Skip to content

5th-11th February is Tinnitus Week

Although it has been around for years, 2018 will see Tinnitus Week go global. Organisations from around the world will join forces to raise awareness of this poorly-understood condition. The word “Tinnitus” derives from the Latin word “tinnīre” meaning “to ring”.

What is Tinnitus?

One of the least understood conditions of the ear, tinnitus is a condition where the sufferer hears a constant noise in one or both ears. We typically believe that it sounds like a bell ringing but it can also be an inexplicable clicking, roaring like rushing water, or hissing. Sometimes, the sufferer claims to hear voices or music. There is no cure for tinnitus and it is rarely considered a medical condition in and of itself, but as a symptom of other medical problems. Sometimes, sufferers “feel” noises in their head rather than hearing it in their ears.

Potential Causes of Tinnitustinnitus

Tinnitus can be:

• Permanent following noise-induced hearing loss (too much loud music)
• Temporary during and shortly after an ear infection
• Caused by too much earwax that goes away once cleared

Sometimes, it’s a symptom of conditions unrelated to the ear such as heart disease or problems with the blood and everything from too max ear way in the ear all the way up to a brain tumour. Some evidence suggests it can be brought on with stress and anxiety and therefore may be a symptom of associated blood pressure.

Diagnosis is usually made with a questionnaire and supported by an examination of the patient’s medical history or using technology such as MRI to determine if there is a physical cause.

Tinnitus Statistics

At present, there is no treatment or medication that can reduce or eliminate tinnitus. Sometimes it will clear up on its own (with correction of the external medical condition). Some 45% of the population has experienced it or will do so during a lifetime. Typically, it permanently affects between 10–15% of people in the western world. In most cases, it is temporary and goes away naturally after the causative medical condition disappears. However, it may linger for some time afterwards (especially in the case of an ear infection). It’s a critical problem in only 1-2% of people. Severity is graded from “slight” at the lowest grade to “catastrophic” at the highest end of the scale.

Avoiding Tinnitustinnitus

There is presently no cure for Tinnitus but there are things you can do to protect yourself if you don’t already have it or don’t want it to get worse.

• Use earplugs in loud places such as bars, nightclubs, or concert halls. Avoid standing next to loud speakers and cover up when too close. If your ears are buzzing at the end of the night, the music was too loud
• Avoid going too deep with cotton buds. Your ears evolved to be self-cleaning, the waxy deposits they eject is part of that process. Too much cleaning can lead to accidental damage so restrict their use to just inside the ear canal

Tinnitus Week “Thunderclap” 2018 Campaign

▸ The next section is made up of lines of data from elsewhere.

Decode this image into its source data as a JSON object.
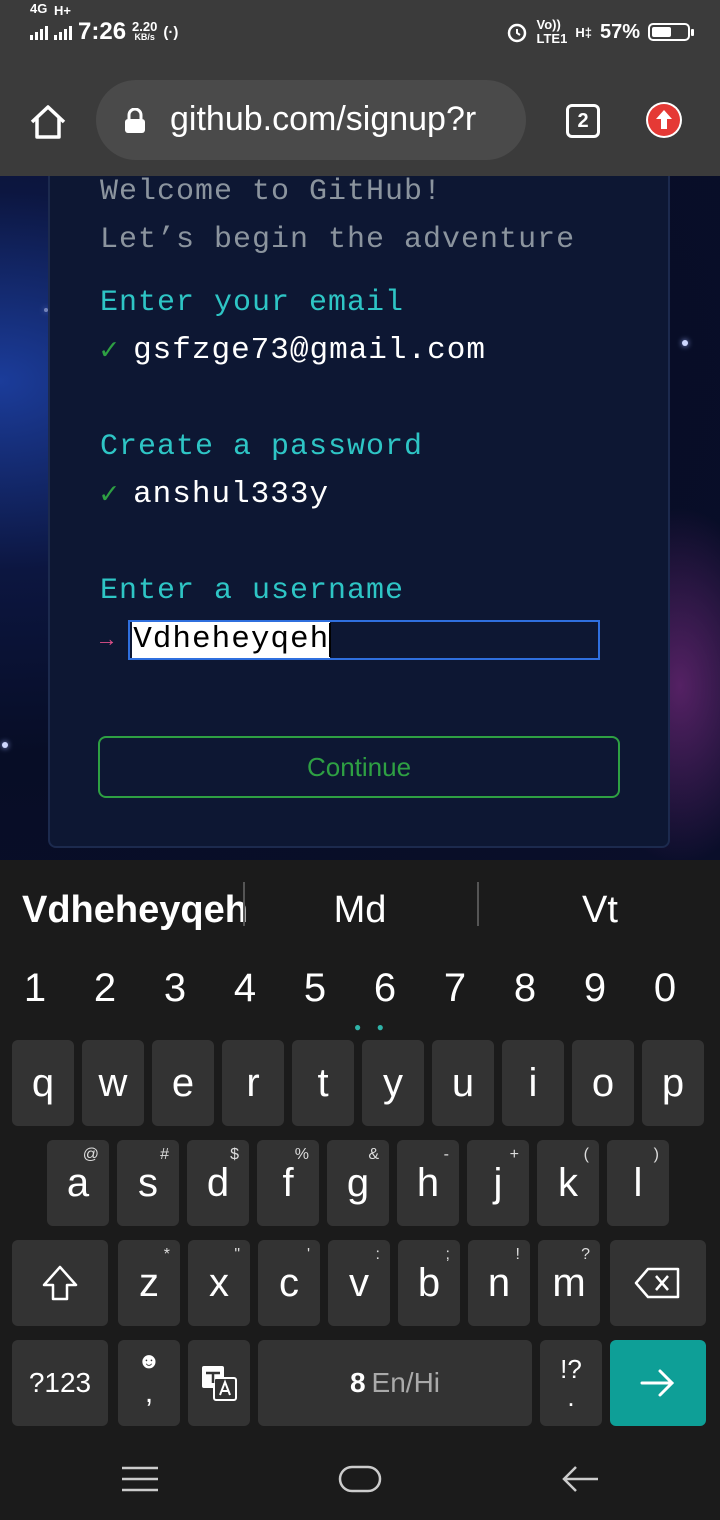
{
  "status_bar": {
    "network_1": "4G",
    "network_2": "H+",
    "time": "7:26",
    "speed_value": "2.20",
    "speed_unit": "KB/s",
    "volte": "Vo))",
    "lte": "LTE1",
    "network_3": "H‡",
    "battery": "57%",
    "battery_level": 0.57
  },
  "browser": {
    "url": "github.com/signup?r",
    "tab_count": "2"
  },
  "page": {
    "welcome_line1": "Welcome to GitHub!",
    "welcome_line2": "Let’s begin the adventure",
    "email_label": "Enter your email",
    "email_value": "gsfzge73@gmail.com",
    "password_label": "Create a password",
    "password_value": "anshul333y",
    "username_label": "Enter a username",
    "username_value": "Vdheheyqeh",
    "continue_label": "Continue",
    "check_mark": "✓",
    "arrow_mark": "→",
    "accent_green": "#2ea043",
    "accent_cyan": "#2ec5c5"
  },
  "keyboard": {
    "suggestions": [
      "Vdheheyqeh",
      "Md",
      "Vt"
    ],
    "numbers": [
      "1",
      "2",
      "3",
      "4",
      "5",
      "6",
      "7",
      "8",
      "9",
      "0"
    ],
    "row1": [
      "q",
      "w",
      "e",
      "r",
      "t",
      "y",
      "u",
      "i",
      "o",
      "p"
    ],
    "row2": [
      [
        "a",
        "@"
      ],
      [
        "s",
        "#"
      ],
      [
        "d",
        "$"
      ],
      [
        "f",
        "%"
      ],
      [
        "g",
        "&"
      ],
      [
        "h",
        "-"
      ],
      [
        "j",
        "+"
      ],
      [
        "k",
        "("
      ],
      [
        "l",
        ")"
      ]
    ],
    "row3": [
      [
        "z",
        "*"
      ],
      [
        "x",
        "\""
      ],
      [
        "c",
        "'"
      ],
      [
        "v",
        ":"
      ],
      [
        "b",
        ";"
      ],
      [
        "n",
        "!"
      ],
      [
        "m",
        "?"
      ]
    ],
    "sym_key": "?123",
    "comma": ",",
    "space_label": "En/Hi",
    "punct": "!?",
    "punct_sub": "."
  }
}
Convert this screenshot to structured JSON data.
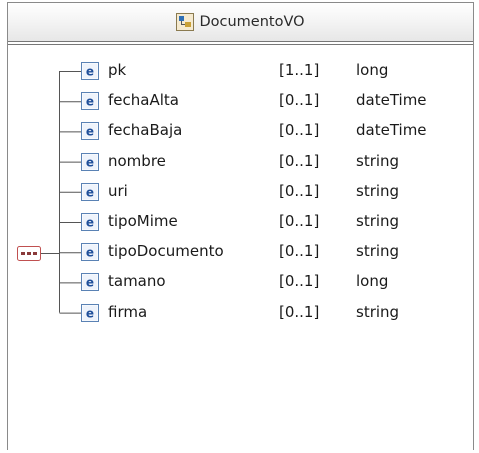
{
  "header": {
    "title": "DocumentoVO",
    "icon": "complex-type-icon"
  },
  "compositor": {
    "icon": "sequence-icon"
  },
  "elements": [
    {
      "name": "pk",
      "cardinality": "[1..1]",
      "type": "long"
    },
    {
      "name": "fechaAlta",
      "cardinality": "[0..1]",
      "type": "dateTime"
    },
    {
      "name": "fechaBaja",
      "cardinality": "[0..1]",
      "type": "dateTime"
    },
    {
      "name": "nombre",
      "cardinality": "[0..1]",
      "type": "string"
    },
    {
      "name": "uri",
      "cardinality": "[0..1]",
      "type": "string"
    },
    {
      "name": "tipoMime",
      "cardinality": "[0..1]",
      "type": "string"
    },
    {
      "name": "tipoDocumento",
      "cardinality": "[0..1]",
      "type": "string"
    },
    {
      "name": "tamano",
      "cardinality": "[0..1]",
      "type": "long"
    },
    {
      "name": "firma",
      "cardinality": "[0..1]",
      "type": "string"
    }
  ],
  "element_icon_letter": "e",
  "colors": {
    "border": "#8a8a8a",
    "connector": "#555555",
    "element_icon_bg": "#ffffff",
    "element_icon_border": "#5a82b4",
    "element_icon_text": "#1f4f9a",
    "sequence_icon_border": "#c05050"
  }
}
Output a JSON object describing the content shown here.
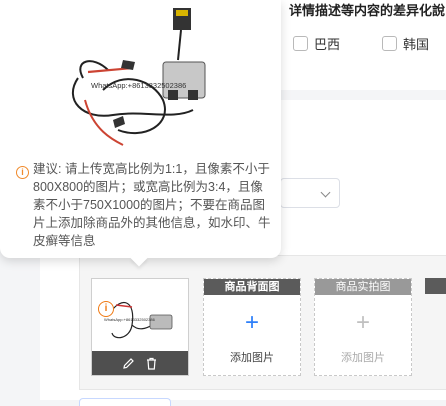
{
  "header": {
    "heading": "详情描述等内容的差异化說",
    "checkboxes": [
      {
        "label": "巴西",
        "checked": false
      },
      {
        "label": "韩国",
        "checked": false
      }
    ]
  },
  "popover": {
    "watermark_text": "WhatsApp:+8613332502386",
    "advice_text": "建议:  请上传宽高比例为1:1，且像素不小于800X800的图片；或宽高比例为3:4，且像素不小于750X1000的图片；不要在商品图片上添加除商品外的其他信息，如水印、牛皮癣等信息",
    "warning_color": "#f08a2b"
  },
  "images": {
    "uploaded": {
      "watermark_text": "WhatsApp:+8613332502386",
      "actions": [
        "edit-icon",
        "trash-icon"
      ]
    },
    "slots": [
      {
        "label": "商品背面图",
        "add_text": "添加图片",
        "enabled": true
      },
      {
        "label": "商品实拍图",
        "add_text": "添加图片",
        "enabled": false
      }
    ],
    "plus_glyph": "+"
  },
  "colors": {
    "accent": "#2d7ff9",
    "warning": "#f07a14",
    "label_bar_dark": "#5b5b5b",
    "label_bar_light": "#999999"
  }
}
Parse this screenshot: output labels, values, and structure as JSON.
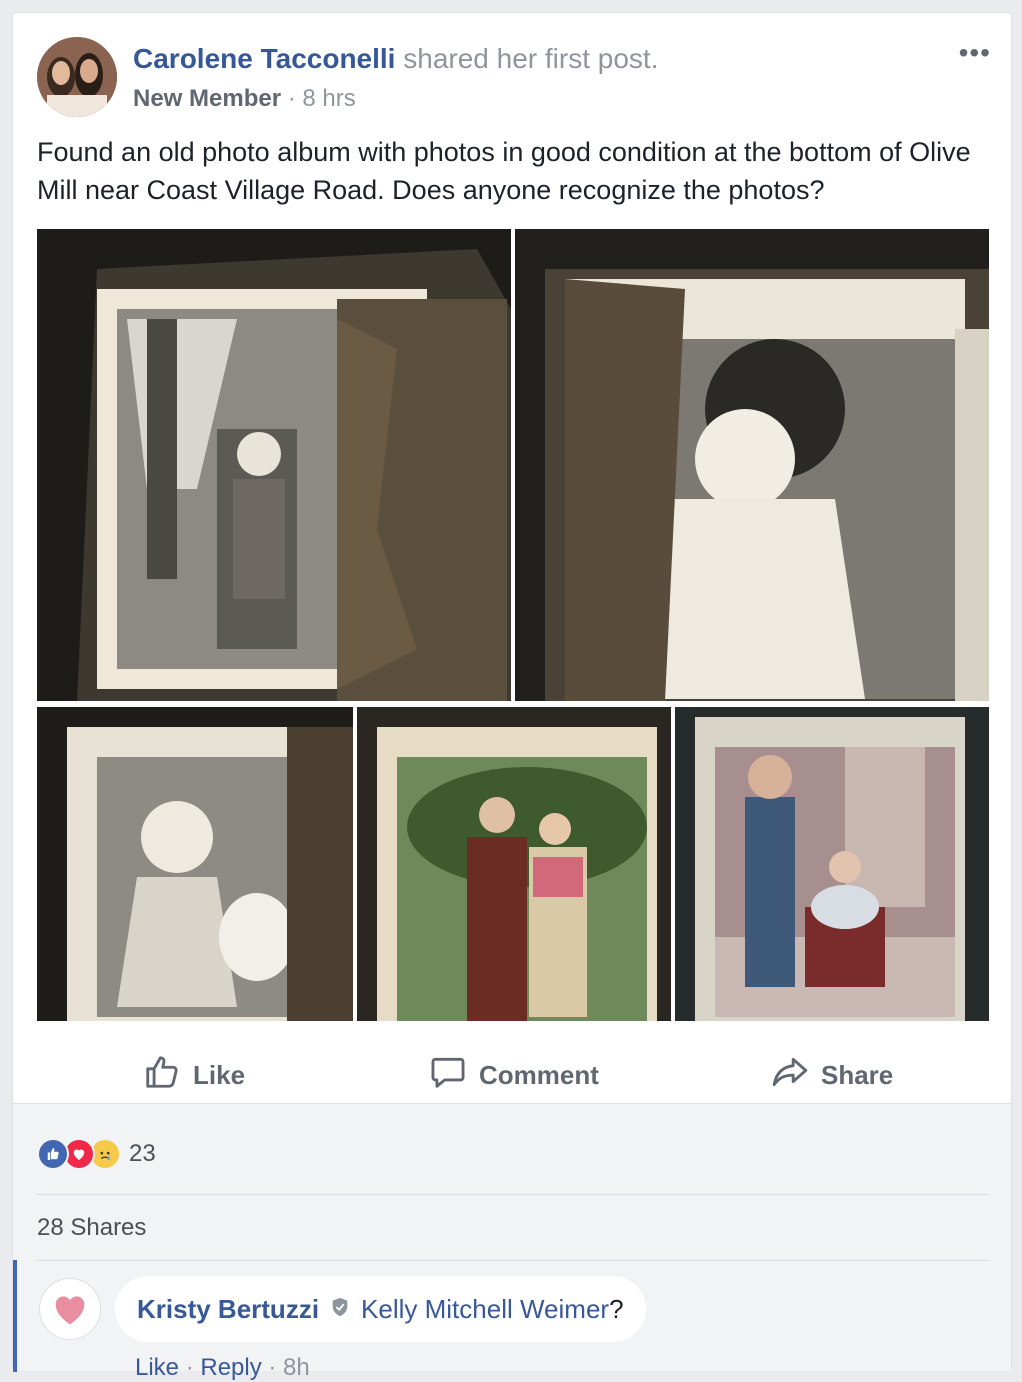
{
  "post": {
    "author": "Carolene Tacconelli",
    "action_text": "shared her first post.",
    "badge": "New Member",
    "separator": " · ",
    "time": "8 hrs",
    "more_label": "•••",
    "text": "Found an old photo album with photos in good condition at the bottom of Olive Mill near Coast Village Road. Does anyone recognize the photos?"
  },
  "actions": {
    "like": "Like",
    "comment": "Comment",
    "share": "Share"
  },
  "reactions": {
    "icons": [
      "like-icon",
      "love-icon",
      "sad-icon"
    ],
    "count": "23"
  },
  "shares": "28 Shares",
  "comment": {
    "author": "Kristy Bertuzzi",
    "mention": "Kelly Mitchell Weimer",
    "tail": "?",
    "like": "Like",
    "reply": "Reply",
    "sep": " · ",
    "time": "8h"
  },
  "colors": {
    "link": "#365899",
    "meta": "#90949c",
    "like_blue": "#4267b2",
    "love_red": "#f0284a"
  }
}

This year, the event is focusing specifically on celebrating the coming together of the international community. Tinnitus is still poorly understood and though it is debilitating for a relatively small number of people, the following organisations desire to shine a light on the potential causes and problems it can cause. They’re using social network sharing site Thunderclap to raise awareness of the condition and the week.

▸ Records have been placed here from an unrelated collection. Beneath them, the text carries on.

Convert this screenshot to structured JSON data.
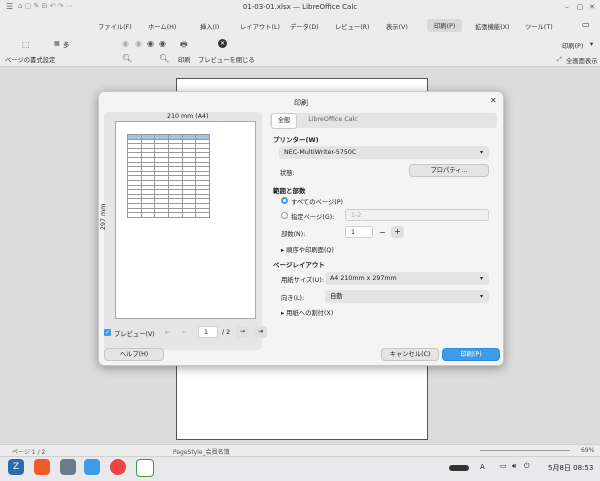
{
  "window": {
    "title": "01-03-01.xlsx — LibreOffice Calc"
  },
  "menu": {
    "items": [
      "ファイル(F)",
      "ホーム(H)",
      "挿入(I)",
      "レイアウト(L)",
      "データ(D)",
      "レビュー(R)",
      "表示(V)",
      "印刷(P)",
      "拡張機能(X)",
      "ツール(T)"
    ],
    "active": "印刷(P)"
  },
  "toolbar": {
    "page_format": "ページの書式設定",
    "multi": "多",
    "print": "印刷",
    "close_preview": "プレビューを閉じる",
    "print_dropdown": "印刷(P)",
    "fullscreen": "全画面表示"
  },
  "dialog": {
    "title": "印刷",
    "preview_width_label": "210 mm (A4)",
    "preview_height_label": "297 mm",
    "preview_checkbox": "プレビュー(V)",
    "page_current": "1",
    "page_total": "/ 2",
    "tabs": [
      "全般",
      "LibreOffice Calc"
    ],
    "printer_section": "プリンター(W)",
    "printer_name": "NEC-MultiWriter-5750C",
    "status_label": "状態:",
    "properties_button": "プロパティ...",
    "range_section": "範囲と部数",
    "all_pages": "すべてのページ(P)",
    "specific_pages": "指定ページ(G):",
    "specific_pages_placeholder": "1-2",
    "copies_label": "部数(N):",
    "copies_value": "1",
    "order_expander": "順序や印刷面(Q)",
    "layout_section": "ページレイアウト",
    "paper_size_label": "用紙サイズ(U):",
    "paper_size_value": "A4 210mm x 297mm",
    "orientation_label": "向き(L):",
    "orientation_value": "自動",
    "fit_expander": "用紙への割付(X)",
    "help_button": "ヘルプ(H)",
    "cancel_button": "キャンセル(C)",
    "print_button": "印刷(P)"
  },
  "statusbar": {
    "page": "ページ 1 / 2",
    "style": "PageStyle_会員名簿",
    "zoom": "69%"
  },
  "taskbar": {
    "clock": "5月8日 08:53",
    "lang": "A"
  },
  "colors": {
    "accent": "#3d9bea",
    "header_blue": "#9ec3e6"
  }
}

You too can get involved with Tinnitus Week whether you have the condition, have it, or know somebody who has. All you need to do is visit the dedicated Tinnitus Week website and see their link to the Thunder page. From there, you can share the message on Facebook, Twitter and Tumblr.